Five time Pulitzer Prize nominee, Pulitzer Prize group winner and Robert F Kennedy Award winner, Photojournalist Jon Kral is the Edge of Humanity Magazine contributor of this social documentary photography. To see Jon’s portfolio of work click on any image.
Cracker, Florida’s Endearing Cowboys
In 1521 the first cowboys made their entrance to America with Ponce de León and his cows. The land was, what is now called, Florida.
It is difficult for people to put their heads around the fact that Florida was the first state in the Union to have cowboys and that Florida is the 7th. largest cattle producing State east of the Mississippi River. Florida is home to four of the United States’ 10 largest cow-calf operations. And Florida ranks 12th in the nation in number of beef cows.
In the 1950s Florida was the last frontier in America behind Alaska. With flood, mosquito control and, the biggest frontier killer, the invention of Air Conditioning real estate developers were quick to jump on the opportunities of urbanizing the state.
For years now the Florida Cowboys (also know as “Cowhunters” or “Crackers”) have been a vanishing breed. With encroaching housing development, ranchers are fighting not only to keep their way of life alive, but also to save their own land, which acts as both a habitat for rare wildlife, and a watershed that replenishes Florida’s scarce water supply.
ABOUT THE FLORIDA COWHUNTERS:

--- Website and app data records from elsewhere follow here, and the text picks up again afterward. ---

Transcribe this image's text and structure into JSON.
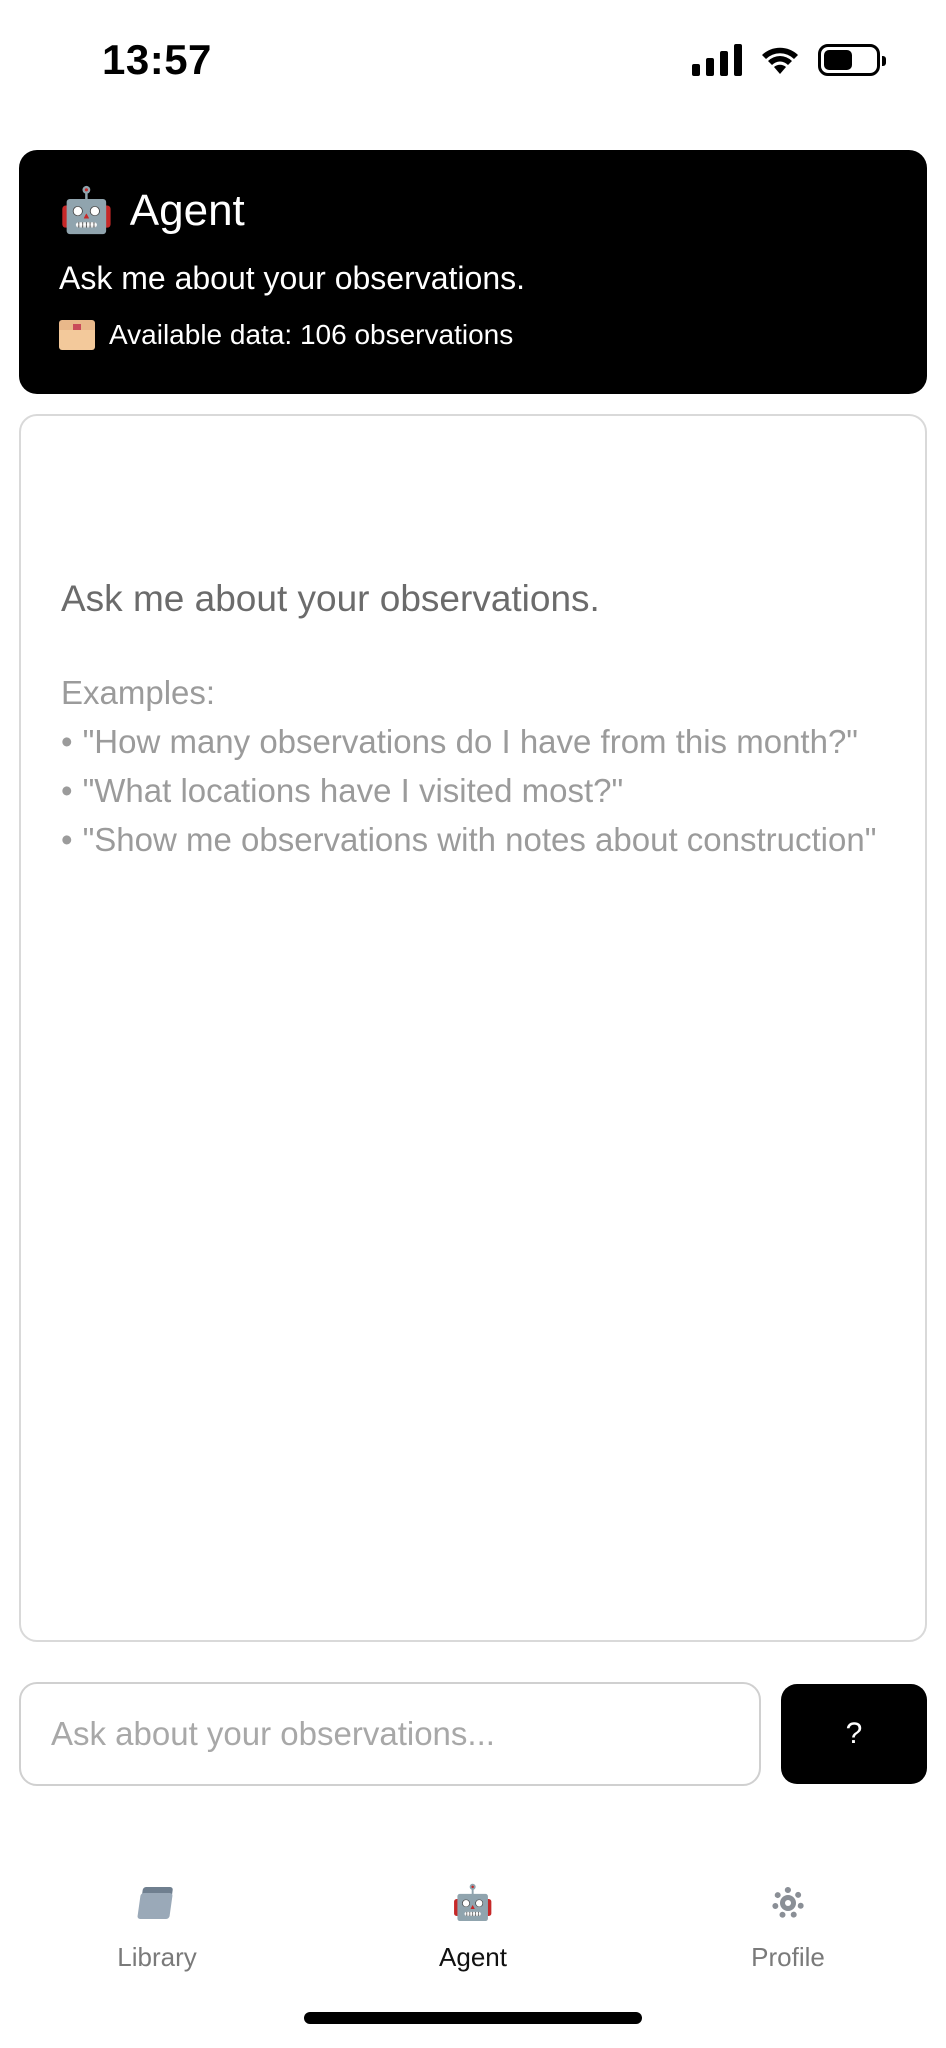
{
  "status_bar": {
    "time": "13:57"
  },
  "header": {
    "icon": "robot-emoji",
    "title": "Agent",
    "subtitle": "Ask me about your observations.",
    "data_icon": "card-file-box-emoji",
    "available_data": "Available data: 106 observations"
  },
  "chat": {
    "intro": "Ask me about your observations.",
    "examples_label": "Examples:",
    "examples": [
      "\"How many observations do I have from this month?\"",
      "\"What locations have I visited most?\"",
      "\"Show me observations with notes about construction\""
    ]
  },
  "input": {
    "placeholder": "Ask about your observations...",
    "value": "",
    "submit_label": "?"
  },
  "tabs": [
    {
      "label": "Library",
      "icon": "folder-icon",
      "active": false
    },
    {
      "label": "Agent",
      "icon": "robot-icon",
      "active": true
    },
    {
      "label": "Profile",
      "icon": "gear-icon",
      "active": false
    }
  ],
  "colors": {
    "header_bg": "#000000",
    "button_bg": "#000000",
    "border": "#d9d9d9",
    "muted_text": "#9b9b9b"
  }
}
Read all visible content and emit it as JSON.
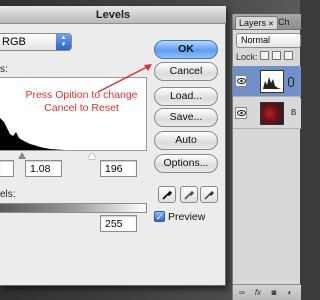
{
  "dialog": {
    "title": "Levels",
    "channel": "RGB",
    "input_label": "s:",
    "output_label": "els:",
    "input_values": {
      "black": "",
      "gamma": "1.08",
      "white": "196"
    },
    "output_values": {
      "black": "",
      "white": "255"
    },
    "buttons": {
      "ok": "OK",
      "cancel": "Cancel",
      "load": "Load...",
      "save": "Save...",
      "auto": "Auto",
      "options": "Options..."
    },
    "preview_label": "Preview",
    "preview_checked": true
  },
  "annotation": {
    "text_line1": "Press Opition to change",
    "text_line2": "Cancel to Reset",
    "color": "#e03030"
  },
  "layers_panel": {
    "tabs": [
      "Layers",
      "Ch"
    ],
    "blend_mode": "Normal",
    "lock_label": "Lock:",
    "layers": [
      {
        "name": "",
        "type": "levels-adjustment",
        "selected": true
      },
      {
        "name": "B",
        "type": "image",
        "selected": false
      }
    ],
    "footer_icons": [
      "link-icon",
      "fx-icon"
    ]
  },
  "icons": {
    "eyedroppers": [
      "black-eyedropper-icon",
      "gray-eyedropper-icon",
      "white-eyedropper-icon"
    ]
  },
  "colors": {
    "accent": "#5e9ef2",
    "annotation": "#e03030",
    "selected_layer": "#6f90c8"
  }
}
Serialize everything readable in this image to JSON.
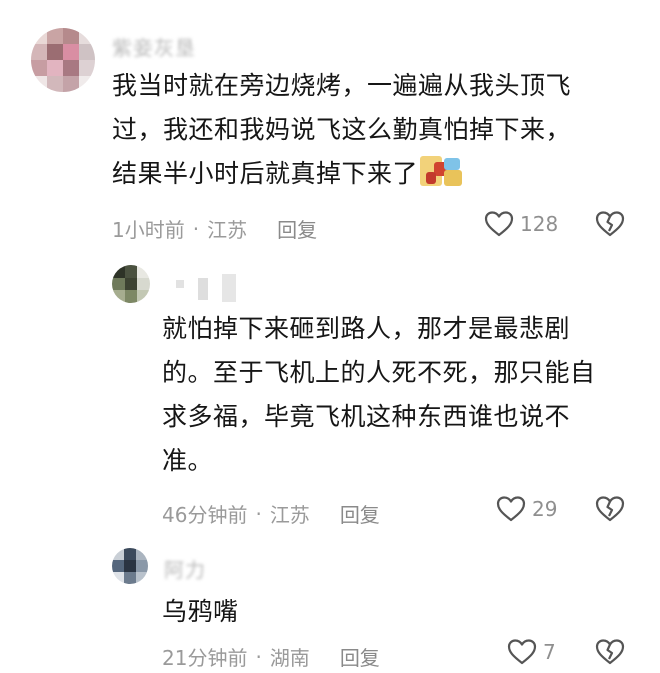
{
  "comments": [
    {
      "username": "紫妾灰垦",
      "body_lines": [
        "我当时就在旁边烧烤，一遍遍从我头顶飞",
        "过，我还和我妈说飞这么勤真怕掉下来，",
        "结果半小时后就真掉下来了"
      ],
      "time": "1小时前",
      "location": "江苏",
      "reply_label": "回复",
      "likes": "128",
      "has_sticker": true
    },
    {
      "username": "",
      "body_lines": [
        "就怕掉下来砸到路人，那才是最悲剧",
        "的。至于飞机上的人死不死，那只能自",
        "求多福，毕竟飞机这种东西谁也说不",
        "准。"
      ],
      "time": "46分钟前",
      "location": "江苏",
      "reply_label": "回复",
      "likes": "29"
    },
    {
      "username": "阿力",
      "body_lines": [
        "乌鸦嘴"
      ],
      "time": "21分钟前",
      "location": "湖南",
      "reply_label": "回复",
      "likes": "7"
    }
  ],
  "separator": "·",
  "colors": {
    "meta_text": "#9a9a9a",
    "icon_stroke": "#555555",
    "body_text": "#161616"
  },
  "icons": [
    "heart-outline-icon",
    "broken-heart-icon"
  ]
}
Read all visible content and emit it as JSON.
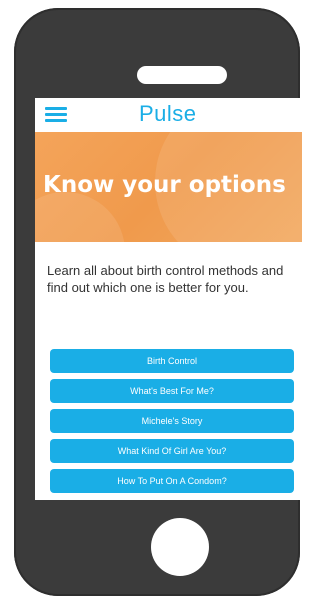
{
  "app": {
    "title": "Pulse",
    "accent_color": "#1aaee6",
    "menu_icon": "hamburger-menu-icon"
  },
  "banner": {
    "heading": "Know your options",
    "background_color": "#f09a4c"
  },
  "intro": {
    "text": "Learn all about birth control methods and find out which one is better for you."
  },
  "menu": {
    "items": [
      {
        "label": "Birth Control"
      },
      {
        "label": "What's Best For Me?"
      },
      {
        "label": "Michele's Story"
      },
      {
        "label": "What Kind Of Girl Are You?"
      },
      {
        "label": "How To Put On A Condom?"
      }
    ]
  },
  "device": {
    "frame_color": "#3b3b3b"
  }
}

Florida’s earliest cattle ranches date to the 1600s, on the Alachua prairie near present-day Gainesville, and lasted about a century. During the 1800s, cattle rising spread from Alachua through Central Florida. During the Civil War Florida provided much of the beef for the Confederate armies. After the war, ranching continued to expand southwest into the Peace River Valley. In the 1910s, ranchers started vat dipping to rid cattle of ticks, and imported Brahman bulls to produce hardy, disease-free cattle adapted to the subtropics. By 1940 Florida had become a leading beef producer. Open-range ranching finally ended in 1949, when the state passed a fencing law. Since then selective breeding and herd-management improvements have made Florida a major cattle-producing state.
Today, medium and large ranches in Central and South Florida and smaller farms in North Florida raise cattle and employ cowboys. Florida’s ranching techniques have been specially adapted to the state’s subtropical climate. The tough scrub cattle of earlier years were a blend of Spanish Andalusian stock brought in the 15th century and British breeds from the Carolinas. To guide the cattle, Florida cowmen use dogs and crack whips in the air. This sound may account for the term Cracker, used to describe the state’s Anglo-American settlers.